â€śThe U.S. Department of Agricultureâ€™s national directory lists 8,669 in 2017, almost double the 4,385 it listed in 2006.â€ť
â€śWhile USDA surveys still show sales increasing each year, theyâ€™re no longer growing at double digits, as they were up to 2007.â€ť
It is also worth nothing, farmerâ€™s market sales numbers are may no longer be reliable metrics either. Many markets are now full of non-farmer vendors - trendy coffee businesses and other artisan food sellers. This isnâ€™t bad, but these entrants often have much higher profit margins and sales potential than traditional produce sellers at markets. If markets are aggregating all of this data together and reporting it as market sales without breaking out actual farm product sales, then things could be worse than many following the data realize.
3. Other sales avenues continue to expand and grow for local farmers
â€śWhile sales at farmers markets declined, food hubs and farm-to-school programs exploded. From 2007 to 2012, the number of food hubs â€” local groups that connect farmers to food-using businesses â€” increased 288 percent. Here's an even more ridiculous number: Since 2006, the number of school districts with farm-to-school programs jumped 430 percent, according to the USDA.â€ť
This change in how farmers are getting food to people isnâ€™t a bad thing, but it comes with significant challenges. Such programs require larger farms who meet different regulatory standards and clear sometimes costly regulatory and insurance hurdles. For smaller farms or farms just starting up, such programs are often out of reach or off limits.
Other farmers have found opportunity growing at larger scales for grocery stores or similar merchants, especially those who have sorted out how to do substantial season extension. The larger volume plus premium price that stores can charge for such produce makes the lower prices compared to direct to consumer work for many operations.
4. Increases in other options donâ€™t hide the competition local farmers are facing

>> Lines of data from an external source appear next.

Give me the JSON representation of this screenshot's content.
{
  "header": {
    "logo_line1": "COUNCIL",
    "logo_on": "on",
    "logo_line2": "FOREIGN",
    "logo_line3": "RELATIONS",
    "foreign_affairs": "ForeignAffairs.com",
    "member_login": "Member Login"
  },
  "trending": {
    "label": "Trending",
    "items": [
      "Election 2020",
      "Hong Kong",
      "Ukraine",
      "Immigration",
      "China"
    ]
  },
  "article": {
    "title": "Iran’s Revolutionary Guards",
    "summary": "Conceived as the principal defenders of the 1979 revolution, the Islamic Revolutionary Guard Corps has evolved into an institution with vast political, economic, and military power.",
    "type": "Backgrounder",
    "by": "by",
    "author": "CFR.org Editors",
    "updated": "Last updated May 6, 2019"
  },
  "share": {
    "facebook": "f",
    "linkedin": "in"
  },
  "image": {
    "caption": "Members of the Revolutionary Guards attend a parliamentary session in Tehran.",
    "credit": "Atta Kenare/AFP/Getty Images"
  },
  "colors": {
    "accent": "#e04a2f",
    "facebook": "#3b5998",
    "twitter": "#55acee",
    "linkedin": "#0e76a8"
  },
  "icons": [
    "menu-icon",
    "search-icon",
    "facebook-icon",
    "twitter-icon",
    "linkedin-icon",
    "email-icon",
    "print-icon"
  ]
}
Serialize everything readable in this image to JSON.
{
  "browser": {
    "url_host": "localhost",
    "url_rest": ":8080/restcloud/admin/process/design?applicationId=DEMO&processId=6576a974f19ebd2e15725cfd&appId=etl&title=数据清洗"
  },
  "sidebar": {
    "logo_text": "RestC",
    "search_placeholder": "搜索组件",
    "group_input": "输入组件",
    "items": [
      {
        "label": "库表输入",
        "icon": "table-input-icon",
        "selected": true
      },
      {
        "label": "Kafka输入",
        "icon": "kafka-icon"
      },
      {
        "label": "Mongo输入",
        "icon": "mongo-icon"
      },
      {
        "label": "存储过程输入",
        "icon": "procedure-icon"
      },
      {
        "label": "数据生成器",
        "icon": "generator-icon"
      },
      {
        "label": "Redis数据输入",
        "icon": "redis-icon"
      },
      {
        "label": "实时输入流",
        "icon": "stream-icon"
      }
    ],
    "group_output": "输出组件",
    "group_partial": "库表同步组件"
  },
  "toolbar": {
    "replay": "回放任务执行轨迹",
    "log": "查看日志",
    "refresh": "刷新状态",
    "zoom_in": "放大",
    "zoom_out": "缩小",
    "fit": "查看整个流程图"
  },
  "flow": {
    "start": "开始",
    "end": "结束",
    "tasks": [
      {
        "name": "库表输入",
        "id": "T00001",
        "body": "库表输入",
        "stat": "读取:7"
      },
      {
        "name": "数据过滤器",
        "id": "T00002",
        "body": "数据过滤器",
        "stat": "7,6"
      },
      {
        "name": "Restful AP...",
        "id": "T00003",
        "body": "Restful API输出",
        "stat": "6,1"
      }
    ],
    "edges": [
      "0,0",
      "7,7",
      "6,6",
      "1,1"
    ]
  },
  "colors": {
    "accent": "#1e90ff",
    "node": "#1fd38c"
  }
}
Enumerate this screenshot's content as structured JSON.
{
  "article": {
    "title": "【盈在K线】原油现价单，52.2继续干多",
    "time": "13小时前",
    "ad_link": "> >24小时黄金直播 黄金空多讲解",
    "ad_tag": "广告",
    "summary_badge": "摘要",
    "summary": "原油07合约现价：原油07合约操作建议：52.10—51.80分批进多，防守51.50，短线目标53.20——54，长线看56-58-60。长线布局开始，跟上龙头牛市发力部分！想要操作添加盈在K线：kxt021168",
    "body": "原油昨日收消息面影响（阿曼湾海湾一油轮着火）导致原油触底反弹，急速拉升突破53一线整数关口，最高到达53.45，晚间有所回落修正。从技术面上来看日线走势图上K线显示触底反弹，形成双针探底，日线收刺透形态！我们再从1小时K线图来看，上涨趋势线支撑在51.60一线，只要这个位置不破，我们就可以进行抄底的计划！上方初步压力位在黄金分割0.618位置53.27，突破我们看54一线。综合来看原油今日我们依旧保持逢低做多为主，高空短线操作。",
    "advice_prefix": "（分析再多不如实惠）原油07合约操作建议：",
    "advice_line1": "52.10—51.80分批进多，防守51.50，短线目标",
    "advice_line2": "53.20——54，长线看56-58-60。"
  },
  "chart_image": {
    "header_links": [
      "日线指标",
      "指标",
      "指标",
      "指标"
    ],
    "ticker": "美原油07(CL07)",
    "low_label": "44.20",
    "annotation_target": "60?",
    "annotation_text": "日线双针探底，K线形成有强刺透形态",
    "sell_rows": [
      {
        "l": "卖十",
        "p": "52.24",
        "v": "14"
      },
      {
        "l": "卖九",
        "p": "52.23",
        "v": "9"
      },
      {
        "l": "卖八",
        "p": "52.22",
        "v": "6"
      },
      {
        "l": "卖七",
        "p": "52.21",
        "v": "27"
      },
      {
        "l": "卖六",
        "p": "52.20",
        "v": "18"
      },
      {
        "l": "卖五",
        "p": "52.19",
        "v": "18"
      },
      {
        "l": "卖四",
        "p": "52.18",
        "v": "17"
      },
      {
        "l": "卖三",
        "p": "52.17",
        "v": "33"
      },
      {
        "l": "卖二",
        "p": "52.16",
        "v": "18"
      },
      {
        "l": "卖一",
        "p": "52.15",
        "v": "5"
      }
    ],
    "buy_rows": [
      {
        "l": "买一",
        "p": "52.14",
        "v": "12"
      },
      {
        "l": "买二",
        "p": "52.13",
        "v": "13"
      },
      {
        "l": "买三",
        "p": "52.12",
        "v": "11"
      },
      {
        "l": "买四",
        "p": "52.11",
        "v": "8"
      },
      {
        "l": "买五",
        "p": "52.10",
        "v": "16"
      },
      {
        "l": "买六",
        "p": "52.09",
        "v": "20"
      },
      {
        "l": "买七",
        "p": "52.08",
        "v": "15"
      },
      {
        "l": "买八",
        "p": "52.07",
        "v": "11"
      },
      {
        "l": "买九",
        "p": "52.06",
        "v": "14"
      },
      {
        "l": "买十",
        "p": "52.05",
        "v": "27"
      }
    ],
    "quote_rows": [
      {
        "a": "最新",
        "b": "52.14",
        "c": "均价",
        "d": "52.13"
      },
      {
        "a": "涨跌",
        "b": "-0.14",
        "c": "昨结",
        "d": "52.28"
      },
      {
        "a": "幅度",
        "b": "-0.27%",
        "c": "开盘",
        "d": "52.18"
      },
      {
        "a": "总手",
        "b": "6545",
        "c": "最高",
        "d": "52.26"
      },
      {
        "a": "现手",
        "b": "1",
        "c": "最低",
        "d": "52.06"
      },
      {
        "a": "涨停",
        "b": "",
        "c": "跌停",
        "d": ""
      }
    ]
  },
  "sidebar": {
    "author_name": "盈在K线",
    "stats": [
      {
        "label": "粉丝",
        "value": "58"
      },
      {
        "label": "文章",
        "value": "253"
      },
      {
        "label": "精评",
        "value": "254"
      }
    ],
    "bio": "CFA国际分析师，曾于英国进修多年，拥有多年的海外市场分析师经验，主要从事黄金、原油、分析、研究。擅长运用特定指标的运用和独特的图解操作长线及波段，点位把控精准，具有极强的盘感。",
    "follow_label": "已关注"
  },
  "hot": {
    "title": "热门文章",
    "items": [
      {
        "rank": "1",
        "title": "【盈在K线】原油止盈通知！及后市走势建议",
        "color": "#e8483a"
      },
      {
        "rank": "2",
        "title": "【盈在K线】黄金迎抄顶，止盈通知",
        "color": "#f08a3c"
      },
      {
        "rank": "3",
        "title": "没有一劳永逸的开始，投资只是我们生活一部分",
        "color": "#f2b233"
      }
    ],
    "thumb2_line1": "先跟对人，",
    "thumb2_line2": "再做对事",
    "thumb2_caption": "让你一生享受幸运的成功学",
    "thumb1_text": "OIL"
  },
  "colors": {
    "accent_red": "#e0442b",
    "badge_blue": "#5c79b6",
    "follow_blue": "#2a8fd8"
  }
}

As mentioned above, farmerâ€™s markets used to have a captive audience for a wide variety of foods. But this is true no longer. Local supermarkets, pre-boxed meal services, and direct delivery food vendors often carry similar products. Coupled with continuing declines in consumer time spent on cooking, and farmerâ€™s markets and the farmers who depend on them need to innovate, adapt, and market better to do well. The easy days of a decade ago are now gone.
5. Value added is becoming a bigger part of farmerâ€™s markets
A big difference between farmerâ€™s markets of a decade ago and today is the number of value added products and vendors. Many markets are now a place to grab coffee or breakfast, pick up medicinal herbs and even some non-vegetable staples. Farmerâ€™s who can incorporate value added products into their mix (LINK to article) have a significant advantage at a farmerâ€™s market. Such products face less competition coupled with a generally eager customer base.
6. Local food is less resilient to larger economic trends
A final note related to our previous discussion of CSAs and the above look at farmerâ€™s markets. Much of the data, especially in the 2008-2012 range, shows that the economic downturn in the later half of the 2000s hit local food especially hard. Thus, for farmerâ€™s whose livelihood is tied up with local food, finding ways to strengthen your consumer ties is key to weathering major economic and other events. The data shows that we face far more risk during such times than the larger food supply.
What has been your experience selling at farmerâ€™s markets over the past decade or more?
Did you start at what and transition to other models, or are you considering getting into a farmerâ€™s market to build your farm business? What are your thoughts on the direction of direct farm to consumer sales?